Items listed in a dataset:

········

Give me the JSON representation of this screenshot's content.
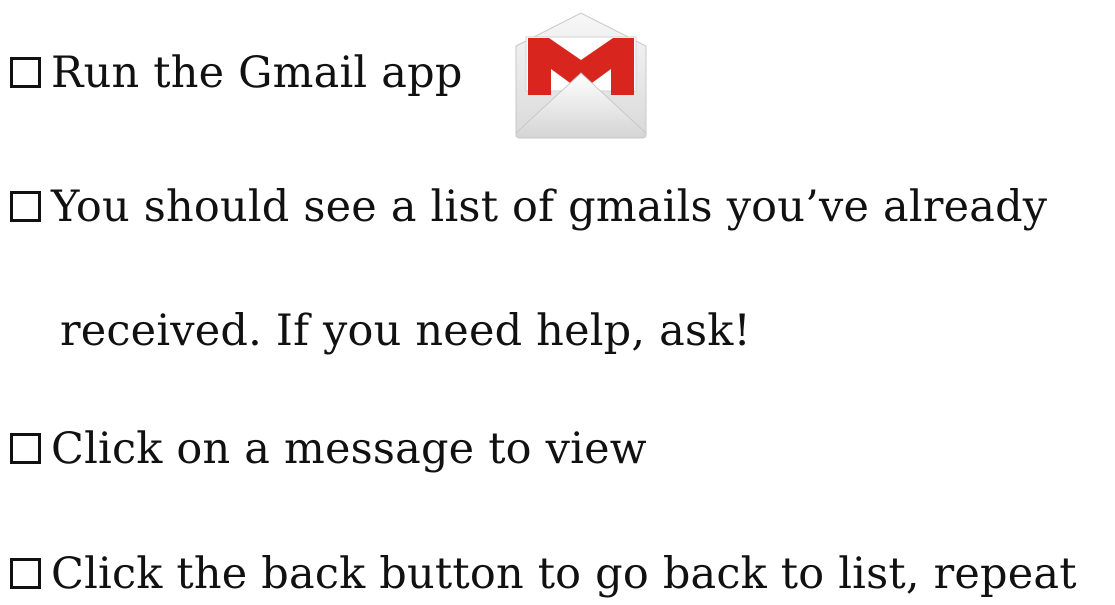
{
  "checklist": {
    "items": [
      {
        "text": "Run the Gmail app"
      },
      {
        "text": "You should see a list of gmails you’ve already"
      },
      {
        "text": "received.  If you need help, ask!"
      },
      {
        "text": "Click on a message to view"
      },
      {
        "text": "Click the back button to go back to list, repeat"
      }
    ]
  },
  "icons": {
    "bullet": "checkbox-icon",
    "app_logo": "gmail-icon"
  },
  "colors": {
    "background": "#ffffff",
    "text": "#111111",
    "gmail_red": "#d8261f",
    "gmail_envelope": "#eeeeee"
  }
}
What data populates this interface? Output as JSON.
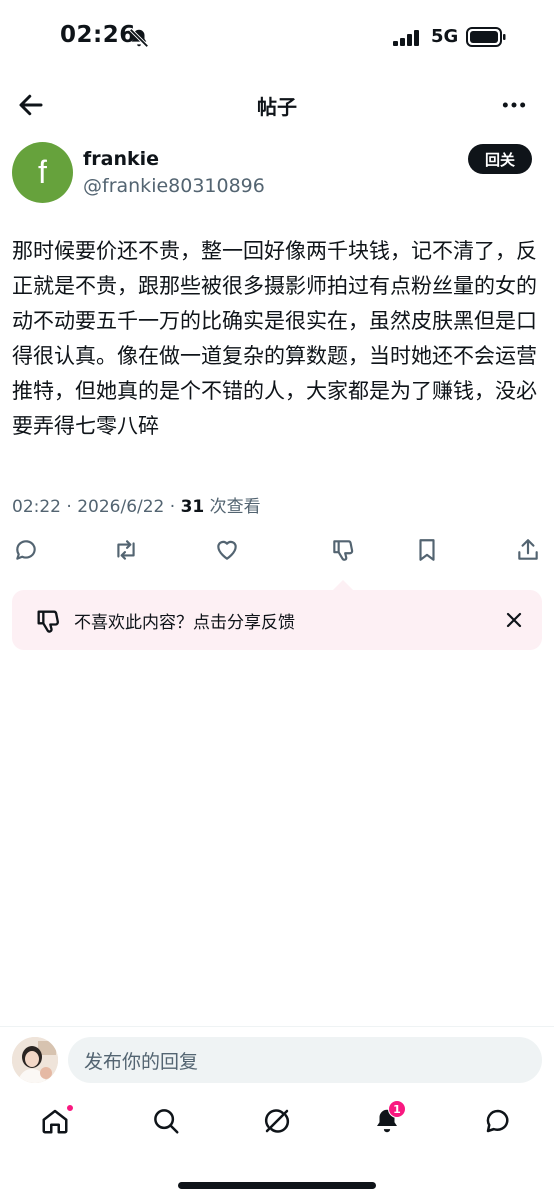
{
  "status_bar": {
    "time": "02:26",
    "network": "5G"
  },
  "header": {
    "title": "帖子"
  },
  "author": {
    "avatar_letter": "f",
    "avatar_color": "#66a23c",
    "name": "frankie",
    "handle": "@frankie80310896",
    "follow_label": "回关"
  },
  "post": {
    "text": "那时候要价还不贵，整一回好像两千块钱，记不清了，反正就是不贵，跟那些被很多摄影师拍过有点粉丝量的女的动不动要五千一万的比确实是很实在，虽然皮肤黑但是口得很认真。像在做一道复杂的算数题，当时她还不会运营推特，但她真的是个不错的人，大家都是为了赚钱，没必要弄得七零八碎",
    "meta_prefix": "02:22 · 2026/6/22 · ",
    "views_count": "31",
    "views_label": " 次查看"
  },
  "actions": {
    "icons": [
      "reply-icon",
      "retweet-icon",
      "like-icon",
      "dislike-icon",
      "bookmark-icon",
      "share-icon"
    ]
  },
  "feedback": {
    "text": "不喜欢此内容？点击分享反馈"
  },
  "reply": {
    "placeholder": "发布你的回复"
  },
  "tabbar": {
    "notifications_badge": "1"
  },
  "colors": {
    "accent": "#0f1419",
    "secondary_text": "#536471",
    "notification": "#f91880",
    "feedback_bg": "#fdf0f4"
  }
}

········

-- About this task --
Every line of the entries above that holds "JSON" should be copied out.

-- Exercise solution --
Give me the JSON representation of this screenshot's content.
What data populates this interface? Output as JSON.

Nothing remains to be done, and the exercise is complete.